Square, or should I say Game Designer Studio, have outdone themselves – to quote Jim Carey they are B-E-A-U-tiful. There is no other way to describe them; the locations magnificently animated and a pulsating and alive with wonderful color and textures. It seems to be really pushing the GameCube to the limits of what it is capable of. The water effects splash Wave Race in the face and then pull of on its jet ski leaving ripples in it wake. The fur shading on the moogles is not only nice, but as it is a very difficult touch to pull off it seems like the developers are saying “Hey! look what we can do!” The foliage, grass, and trees may be some of the best I have ever seen. One aspect that could have been “slightly” improved the graphical quality of the characters themselves but there are still highly above average; while the character could have been improved slightly, their animation and how they walk, run and move are done to perfection. I find myself running out of superlative to describe what I saw before me while playing the game. These are definitely some of the best you are going to running on a console this generation.
If there was one thing to equal or better the fantastic graphics it would have to be the sound. An extravagant and flamboyant intro sequence complete with its own song starts off the game, and it’s very well produced that suits the feel of the rest of the game and really gets you in the mood for the adventure that lies ahead. Speaking of the adventure that lies ahead, it is all accompanied by it own extremely well composed music.
Each area has it own trademark beautifully crafted tune, each one feeling completely different than the one before; the tunes are mostly all memorable and range from higher tempo fast paced songs to slow melodies but they all share a Celtic or Old Irish theme.
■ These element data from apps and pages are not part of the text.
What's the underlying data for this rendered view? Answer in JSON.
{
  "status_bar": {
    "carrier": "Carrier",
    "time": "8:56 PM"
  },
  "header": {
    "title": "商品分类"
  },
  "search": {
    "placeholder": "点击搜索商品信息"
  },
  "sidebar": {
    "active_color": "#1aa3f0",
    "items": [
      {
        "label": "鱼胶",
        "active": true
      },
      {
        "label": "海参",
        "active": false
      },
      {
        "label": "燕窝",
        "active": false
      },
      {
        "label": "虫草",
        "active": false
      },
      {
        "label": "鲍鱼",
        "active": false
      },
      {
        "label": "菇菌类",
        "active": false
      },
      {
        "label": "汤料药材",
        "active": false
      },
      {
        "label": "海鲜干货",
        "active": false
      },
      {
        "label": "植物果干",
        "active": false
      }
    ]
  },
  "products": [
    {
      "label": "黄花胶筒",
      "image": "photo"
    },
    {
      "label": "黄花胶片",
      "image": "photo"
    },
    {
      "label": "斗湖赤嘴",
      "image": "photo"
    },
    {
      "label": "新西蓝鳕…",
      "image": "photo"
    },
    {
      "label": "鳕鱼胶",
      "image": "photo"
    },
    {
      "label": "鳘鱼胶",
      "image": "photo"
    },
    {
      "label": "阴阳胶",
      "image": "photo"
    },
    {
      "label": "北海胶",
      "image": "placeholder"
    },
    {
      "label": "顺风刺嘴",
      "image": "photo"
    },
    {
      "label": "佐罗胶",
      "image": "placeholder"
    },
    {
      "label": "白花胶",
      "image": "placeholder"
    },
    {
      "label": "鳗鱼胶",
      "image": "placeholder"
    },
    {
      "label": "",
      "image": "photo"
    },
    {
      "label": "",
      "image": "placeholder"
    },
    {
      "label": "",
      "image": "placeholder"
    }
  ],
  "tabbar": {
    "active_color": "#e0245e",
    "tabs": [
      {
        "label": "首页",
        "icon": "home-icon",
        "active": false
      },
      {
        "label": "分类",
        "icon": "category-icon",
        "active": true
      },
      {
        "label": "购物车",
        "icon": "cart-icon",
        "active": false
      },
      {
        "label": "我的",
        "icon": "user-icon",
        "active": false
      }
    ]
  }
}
You will probably be humming at least one of them weeks after you take the disk out of your console the last time. The game has very little voice acting in it; none of your main characters talk. The main reason for this is probably disk-space, but it could be to let you build up your own image of the character in your head. The only voice acting that is in there is the female voice that introduces each new area. Some may be disappointed by the lack of voice acting, but it is not really needed as the story isn’t as deep as a normal FF game and the fantastic music makes up for any short coming in any other area.
Final Fantasy: Crystal Chronicles really is a fun action RPG with its own genre that no one else explored with great depth. While you can replay the level again and again to advance in years and finish the game, you can play though all the areas in the game in about 25 hours and then it is up to you how far more you want to go with it or how many more years you want to play, so a reasonable amount of replay value is available to the gamer(s)
If you where hoping for the likes of a next-gen version of Secret of Mana then you may end up disappointed. If you were hoping for a in-depth RPG then you also may be also disappointed. FF:CC does have RPG elements in there but is more RPG-lite with some of the more complicated parts taken out. If you enjoy hack and slash games and want some fun with your mates Crystal Chronicles is the way to go; you will have some laughs and fights, but most of all you will have buckets of fun (pun intended). The game may have scored more if it did not cost more than £300 to get the most out of it but if you can afford the gargantuan hardware requirements required to fully enjoy it then go ahead and make your mark on the Crystal Chronicles.
8.6 out of 10